- Opening Delimiter -

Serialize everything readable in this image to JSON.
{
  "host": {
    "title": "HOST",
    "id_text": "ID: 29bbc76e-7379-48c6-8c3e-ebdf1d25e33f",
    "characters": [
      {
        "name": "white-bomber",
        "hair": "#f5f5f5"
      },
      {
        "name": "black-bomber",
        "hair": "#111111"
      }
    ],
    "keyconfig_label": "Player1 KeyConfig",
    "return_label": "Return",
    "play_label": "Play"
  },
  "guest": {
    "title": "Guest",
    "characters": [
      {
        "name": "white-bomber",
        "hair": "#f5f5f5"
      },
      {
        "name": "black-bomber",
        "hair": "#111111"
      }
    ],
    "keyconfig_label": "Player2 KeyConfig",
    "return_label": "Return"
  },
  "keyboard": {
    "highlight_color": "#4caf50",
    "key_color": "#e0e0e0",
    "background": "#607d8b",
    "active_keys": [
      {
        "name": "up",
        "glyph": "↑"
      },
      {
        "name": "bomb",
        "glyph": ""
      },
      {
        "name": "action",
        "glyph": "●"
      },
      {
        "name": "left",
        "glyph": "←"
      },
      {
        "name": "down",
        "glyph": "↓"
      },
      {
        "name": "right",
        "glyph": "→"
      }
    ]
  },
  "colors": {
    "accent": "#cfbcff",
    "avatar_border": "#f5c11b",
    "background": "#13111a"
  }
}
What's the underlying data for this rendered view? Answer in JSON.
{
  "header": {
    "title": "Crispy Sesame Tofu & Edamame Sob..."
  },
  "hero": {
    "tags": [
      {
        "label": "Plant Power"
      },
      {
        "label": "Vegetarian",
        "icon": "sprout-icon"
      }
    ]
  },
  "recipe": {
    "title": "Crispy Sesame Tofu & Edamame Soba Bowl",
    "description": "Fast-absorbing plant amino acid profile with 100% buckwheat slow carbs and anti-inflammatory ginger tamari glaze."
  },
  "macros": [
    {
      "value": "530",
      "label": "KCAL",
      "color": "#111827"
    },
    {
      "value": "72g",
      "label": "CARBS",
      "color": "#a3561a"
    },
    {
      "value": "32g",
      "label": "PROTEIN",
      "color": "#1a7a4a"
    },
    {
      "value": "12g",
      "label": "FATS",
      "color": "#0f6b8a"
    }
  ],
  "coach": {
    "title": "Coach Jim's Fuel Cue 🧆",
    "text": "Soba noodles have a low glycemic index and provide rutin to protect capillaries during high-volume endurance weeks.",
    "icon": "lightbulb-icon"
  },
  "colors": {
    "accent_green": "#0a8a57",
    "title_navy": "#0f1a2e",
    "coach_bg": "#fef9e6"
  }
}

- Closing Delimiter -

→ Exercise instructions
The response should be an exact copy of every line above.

→ Written response
Serialize everything readable in this image to JSON.
{
  "host": {
    "title": "HOST",
    "id_text": "ID: 29bbc76e-7379-48c6-8c3e-ebdf1d25e33f",
    "characters": [
      {
        "name": "white-bomber",
        "hair": "#f5f5f5"
      },
      {
        "name": "black-bomber",
        "hair": "#111111"
      }
    ],
    "keyconfig_label": "Player1 KeyConfig",
    "return_label": "Return",
    "play_label": "Play"
  },
  "guest": {
    "title": "Guest",
    "characters": [
      {
        "name": "white-bomber",
        "hair": "#f5f5f5"
      },
      {
        "name": "black-bomber",
        "hair": "#111111"
      }
    ],
    "keyconfig_label": "Player2 KeyConfig",
    "return_label": "Return"
  },
  "keyboard": {
    "highlight_color": "#4caf50",
    "key_color": "#e0e0e0",
    "background": "#607d8b",
    "active_keys": [
      {
        "name": "up",
        "glyph": "↑"
      },
      {
        "name": "bomb",
        "glyph": ""
      },
      {
        "name": "action",
        "glyph": "●"
      },
      {
        "name": "left",
        "glyph": "←"
      },
      {
        "name": "down",
        "glyph": "↓"
      },
      {
        "name": "right",
        "glyph": "→"
      }
    ]
  },
  "colors": {
    "accent": "#cfbcff",
    "avatar_border": "#f5c11b",
    "background": "#13111a"
  }
}
What's the underlying data for this rendered view? Answer in JSON.
{
  "header": {
    "title": "Crispy Sesame Tofu & Edamame Sob..."
  },
  "hero": {
    "tags": [
      {
        "label": "Plant Power"
      },
      {
        "label": "Vegetarian",
        "icon": "sprout-icon"
      }
    ]
  },
  "recipe": {
    "title": "Crispy Sesame Tofu & Edamame Soba Bowl",
    "description": "Fast-absorbing plant amino acid profile with 100% buckwheat slow carbs and anti-inflammatory ginger tamari glaze."
  },
  "macros": [
    {
      "value": "530",
      "label": "KCAL",
      "color": "#111827"
    },
    {
      "value": "72g",
      "label": "CARBS",
      "color": "#a3561a"
    },
    {
      "value": "32g",
      "label": "PROTEIN",
      "color": "#1a7a4a"
    },
    {
      "value": "12g",
      "label": "FATS",
      "color": "#0f6b8a"
    }
  ],
  "coach": {
    "title": "Coach Jim's Fuel Cue 🧆",
    "text": "Soba noodles have a low glycemic index and provide rutin to protect capillaries during high-volume endurance weeks.",
    "icon": "lightbulb-icon"
  },
  "colors": {
    "accent_green": "#0a8a57",
    "title_navy": "#0f1a2e",
    "coach_bg": "#fef9e6"
  }
}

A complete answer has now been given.